Often praised for doing the dirty, understated work in midfield, Real Madrid's Casemiro is taking on an increasingly influential role for Zinedine Zidane's side and stamped his mark all over Saturday's crucial 2-1 win at Athletic Bilbao in La Liga.
The Brazilian midfielder was the architect of Real's opener against Athletic, who had not lost at home since August, splitting the defence with a long ball from the halfway line to Cristiano Ronaldo, who crossed for Karim Benzema to score.
Athletic fought to get back into the game and pulled level through veteran strike Aritz Aduriz, only for Casemiro to restore Real's lead three minutes later by losing his marker from a corner to meet Ronaldo's flicked header.
It was the Brazilian's third goal of 2017, adding to his thunderous volley against Napoli and his strike against Granada and tripling his tally from last season.

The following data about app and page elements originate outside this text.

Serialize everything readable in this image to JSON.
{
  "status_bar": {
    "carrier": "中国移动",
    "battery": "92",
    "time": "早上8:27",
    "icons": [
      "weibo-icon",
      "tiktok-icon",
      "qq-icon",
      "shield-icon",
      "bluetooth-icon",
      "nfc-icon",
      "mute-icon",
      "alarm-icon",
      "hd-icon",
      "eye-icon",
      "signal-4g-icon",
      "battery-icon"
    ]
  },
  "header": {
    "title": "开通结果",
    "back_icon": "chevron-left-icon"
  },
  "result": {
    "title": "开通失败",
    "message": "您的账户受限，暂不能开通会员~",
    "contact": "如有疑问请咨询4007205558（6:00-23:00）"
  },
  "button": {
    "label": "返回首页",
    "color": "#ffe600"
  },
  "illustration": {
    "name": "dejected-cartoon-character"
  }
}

It also cemented Real's bid to land a first league title since 2012, taking them five points clear of nearest chalengers Barcelona -- who host Valencia on Sunday -- at the top of the standings.
"Casemiro has grown in a spectacular way. He works very hard and it's a privilege to play with him for club and country as he's one of the best midfielders in the world," Real defender Marcelo told reporters on Saturday.

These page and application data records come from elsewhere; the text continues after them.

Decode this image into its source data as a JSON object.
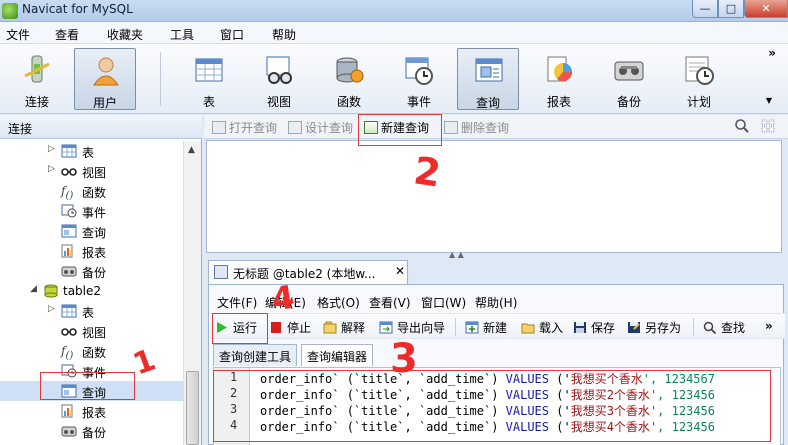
{
  "window": {
    "title": "Navicat for MySQL",
    "min": "—",
    "max": "□",
    "close": "✕"
  },
  "menubar": [
    "文件",
    "查看",
    "收藏夹",
    "工具",
    "窗口",
    "帮助"
  ],
  "toolbar": {
    "items": [
      {
        "label": "连接",
        "icon": "connect-icon"
      },
      {
        "label": "用户",
        "icon": "user-icon",
        "active": true
      },
      {
        "label": "表",
        "icon": "table-icon"
      },
      {
        "label": "视图",
        "icon": "view-icon"
      },
      {
        "label": "函数",
        "icon": "function-icon"
      },
      {
        "label": "事件",
        "icon": "event-icon"
      },
      {
        "label": "查询",
        "icon": "query-icon",
        "active": true
      },
      {
        "label": "报表",
        "icon": "report-icon"
      },
      {
        "label": "备份",
        "icon": "backup-icon"
      },
      {
        "label": "计划",
        "icon": "schedule-icon"
      }
    ],
    "more": "»"
  },
  "left": {
    "header": "连接",
    "tree": [
      {
        "label": "表",
        "icon": "table-icon",
        "expand": "▷",
        "indent": 1
      },
      {
        "label": "视图",
        "icon": "view-icon",
        "expand": "▷",
        "indent": 1
      },
      {
        "label": "函数",
        "icon": "function-icon",
        "indent": 1
      },
      {
        "label": "事件",
        "icon": "event-icon",
        "indent": 1
      },
      {
        "label": "查询",
        "icon": "query-icon",
        "indent": 1
      },
      {
        "label": "报表",
        "icon": "report-icon",
        "indent": 1
      },
      {
        "label": "备份",
        "icon": "backup-icon",
        "indent": 1
      },
      {
        "label": "table2",
        "icon": "database-icon",
        "expand": "◢",
        "indent": 0
      },
      {
        "label": "表",
        "icon": "table-icon",
        "expand": "▷",
        "indent": 1
      },
      {
        "label": "视图",
        "icon": "view-icon",
        "indent": 1
      },
      {
        "label": "函数",
        "icon": "function-icon",
        "indent": 1
      },
      {
        "label": "事件",
        "icon": "event-icon",
        "indent": 1
      },
      {
        "label": "查询",
        "icon": "query-icon",
        "indent": 1,
        "selected": true
      },
      {
        "label": "报表",
        "icon": "report-icon",
        "indent": 1
      },
      {
        "label": "备份",
        "icon": "backup-icon",
        "indent": 1
      }
    ]
  },
  "objtoolbar": {
    "open": "打开查询",
    "design": "设计查询",
    "new": "新建查询",
    "delete": "删除查询"
  },
  "doc": {
    "tab": "无标题 @table2 (本地w...",
    "close": "✕",
    "menu": [
      "文件(F)",
      "编辑(E)",
      "格式(O)",
      "查看(V)",
      "窗口(W)",
      "帮助(H)"
    ],
    "tools": {
      "run": "运行",
      "stop": "停止",
      "explain": "解释",
      "export": "导出向导",
      "new": "新建",
      "load": "载入",
      "save": "保存",
      "saveas": "另存为",
      "find": "查找",
      "more": "»"
    },
    "tabs": [
      "查询创建工具",
      "查询编辑器"
    ],
    "code": [
      {
        "n": "1",
        "table": "order_info`",
        "cols": " (`title`, `add_time`) ",
        "kw": "VALUES",
        "open": " ('",
        "str": "我想买个香水",
        "rest": "', 1234567"
      },
      {
        "n": "2",
        "table": "order_info`",
        "cols": " (`title`, `add_time`) ",
        "kw": "VALUES",
        "open": " ('",
        "str": "我想买2个香水",
        "rest": "', 123456"
      },
      {
        "n": "3",
        "table": "order_info`",
        "cols": " (`title`, `add_time`) ",
        "kw": "VALUES",
        "open": " ('",
        "str": "我想买3个香水",
        "rest": "', 123456"
      },
      {
        "n": "4",
        "table": "order_info`",
        "cols": " (`title`, `add_time`) ",
        "kw": "VALUES",
        "open": " ('",
        "str": "我想买4个香水",
        "rest": "', 123456"
      }
    ]
  },
  "annotations": [
    "1",
    "2",
    "3",
    "4"
  ],
  "colors": {
    "annotation": "#e23a3a",
    "keyword": "#1a1aa6",
    "string": "#a31515",
    "number": "#098658"
  }
}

Zidane had rested Casemiro in two of Real's last three league games. His importance was laid bare in the chaotic 3-3 draw against Las Palmas and the unconvincing 2-1 win over Real Betis last Sunday, and he gave them more resilience when they needed it most against Athletic.
The Brazilian will miss next week's game against Alaves through suspension after picking up a yellow card in the first half and showed his humility by expressing his anxiety about losing his place in the team.
"I didn't think it was a yellow card and I didn't want to miss the Alaves game because with the quality we have, if you give an opportunity to another player they can take your place in the team," Casemiro said.
While there is plenty of competition between creative players, illustrated by the fact both Isco and James Rodriguez have started less than half Real's league games, there is no other player in the squad who can do what Casemiro does, and he can expect to slot right back into the starting 11 when he completes his suspension.
(Reporting by Richard Martin,; Editing by Neville Dalton)